→ TRY IT
From the records below, pull each line that has "this".

SOURCE DATA section start

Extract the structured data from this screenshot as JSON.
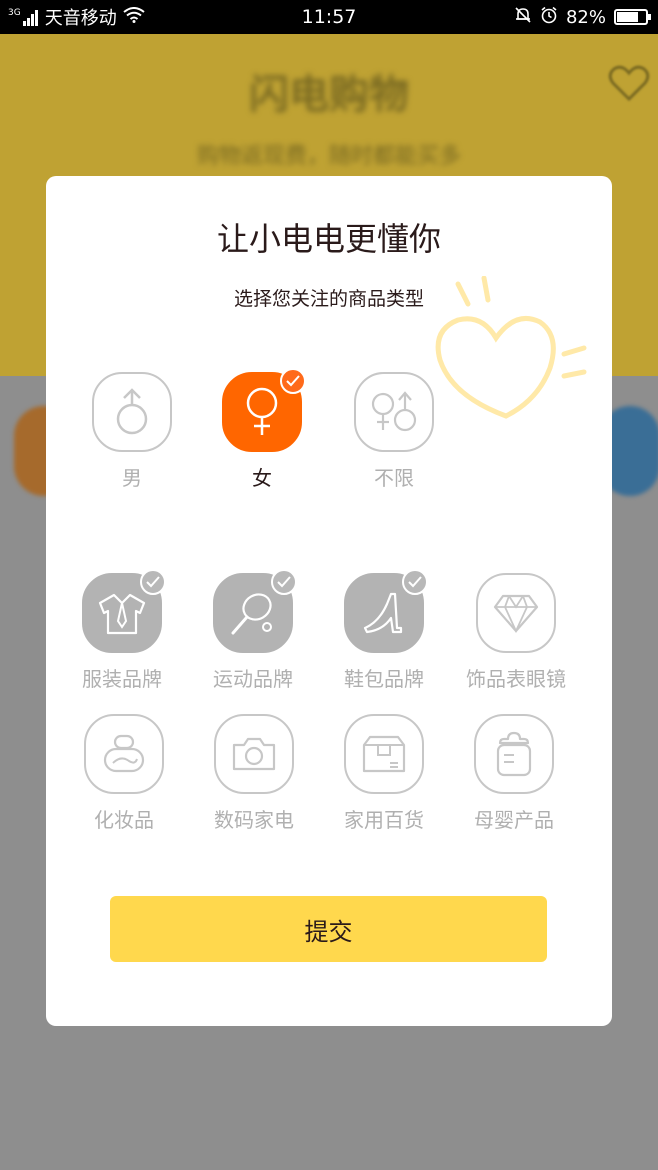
{
  "status_bar": {
    "network": "3G",
    "carrier": "天音移动",
    "time": "11:57",
    "battery": "82%",
    "battery_level": 0.82
  },
  "background": {
    "title": "闪电购物",
    "subtitle": "购物返现费，随时都能买多"
  },
  "dialog": {
    "title": "让小电电更懂你",
    "subtitle": "选择您关注的商品类型",
    "gender_options": [
      {
        "label": "男",
        "selected": false,
        "icon": "male-icon"
      },
      {
        "label": "女",
        "selected": true,
        "icon": "female-icon"
      },
      {
        "label": "不限",
        "selected": false,
        "icon": "gender-any-icon"
      }
    ],
    "category_options": [
      {
        "label": "服装品牌",
        "selected": true,
        "icon": "clothing-icon"
      },
      {
        "label": "运动品牌",
        "selected": true,
        "icon": "racket-icon"
      },
      {
        "label": "鞋包品牌",
        "selected": true,
        "icon": "high-heel-icon"
      },
      {
        "label": "饰品表眼镜",
        "selected": false,
        "icon": "diamond-icon"
      },
      {
        "label": "化妆品",
        "selected": false,
        "icon": "cosmetics-icon"
      },
      {
        "label": "数码家电",
        "selected": false,
        "icon": "camera-icon"
      },
      {
        "label": "家用百货",
        "selected": false,
        "icon": "package-icon"
      },
      {
        "label": "母婴产品",
        "selected": false,
        "icon": "baby-bottle-icon"
      }
    ],
    "submit_label": "提交"
  },
  "colors": {
    "accent_orange": "#ff6600",
    "button_yellow": "#ffd84d",
    "selected_gray": "#b3b3b3"
  }
}
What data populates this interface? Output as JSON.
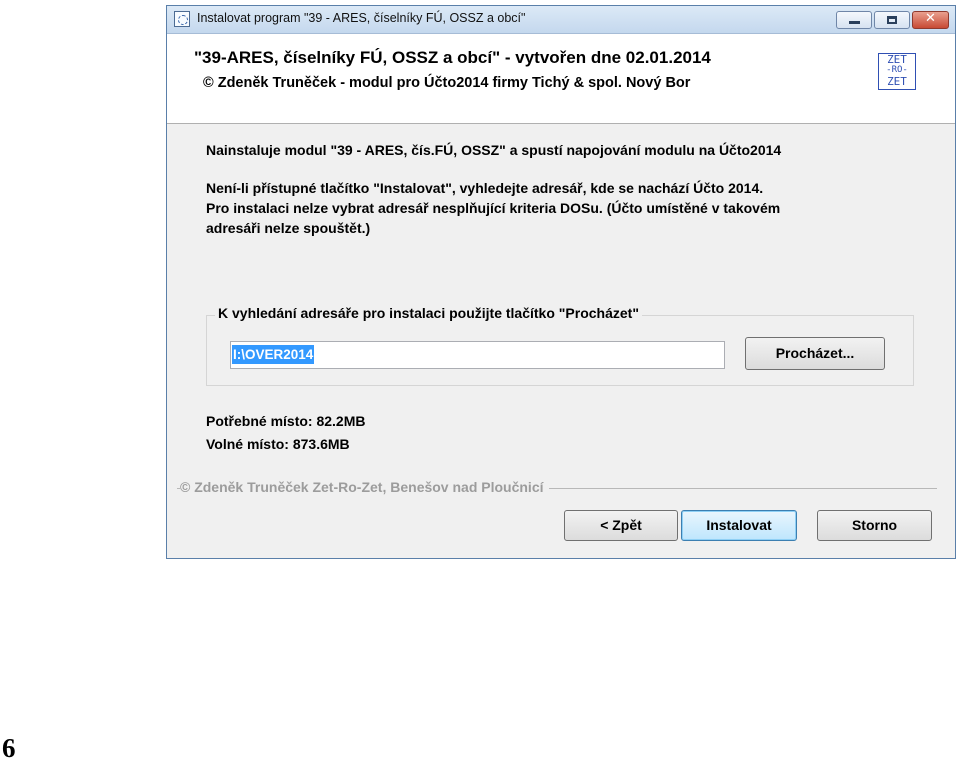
{
  "window": {
    "title": "Instalovat program \"39 - ARES, číselníky FÚ, OSSZ a obcí\"",
    "controls": {
      "minimize_icon": "minimize-icon",
      "maximize_icon": "maximize-icon",
      "close_glyph": "✕"
    }
  },
  "header": {
    "title": "\"39-ARES, číselníky FÚ, OSSZ a obcí\" - vytvořen dne 02.01.2014",
    "subtitle": "© Zdeněk Truněček - modul pro Účto2014 firmy Tichý & spol. Nový Bor",
    "logo": {
      "line1": "ZET",
      "line2": "-RO-",
      "line3": "ZET"
    }
  },
  "body": {
    "intro": "Nainstaluje modul \"39 - ARES, čís.FÚ, OSSZ\" a spustí napojování modulu na Účto2014",
    "note_line1": "Není-li přístupné tlačítko \"Instalovat\", vyhledejte adresář, kde se nachází Účto  2014.",
    "note_line2": "Pro instalaci nelze vybrat adresář nesplňující kriteria DOSu. (Účto umístěné v takovém",
    "note_line3": "adresáři nelze spouštět.)"
  },
  "directory_group": {
    "legend": "K vyhledání adresáře pro instalaci použijte tlačítko \"Procházet\"",
    "path_value": "I:\\OVER2014",
    "browse_label": "Procházet..."
  },
  "space": {
    "required": "Potřebné místo: 82.2MB",
    "free": "Volné místo: 873.6MB"
  },
  "footer": {
    "credit": "© Zdeněk Truněček Zet-Ro-Zet, Benešov nad Ploučnicí",
    "back_label": "< Zpět",
    "install_label": "Instalovat",
    "cancel_label": "Storno"
  },
  "page": {
    "number": "6"
  },
  "colors": {
    "accent": "#3399ff",
    "title_bar": "#c4d8ee",
    "window_bg": "#f0f0f0"
  }
}
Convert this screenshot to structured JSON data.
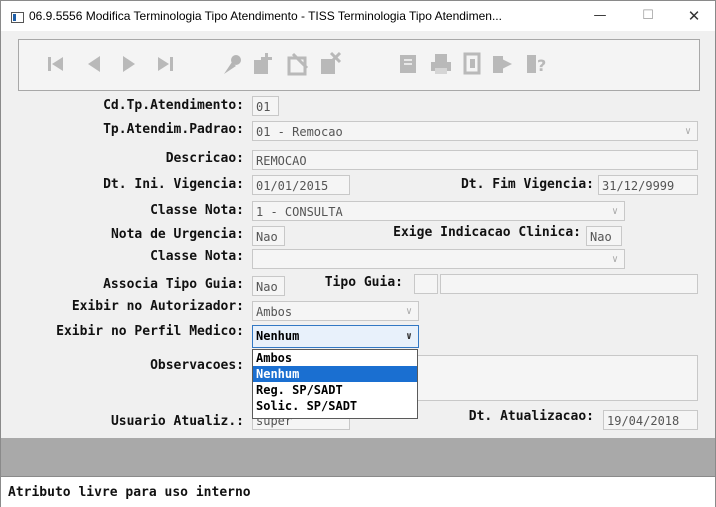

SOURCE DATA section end

→ EXERCISE OUTPUT
Extract the structured data from this screenshot as JSON.
What data populates this interface? Output as JSON.
Convert this screenshot to structured JSON data.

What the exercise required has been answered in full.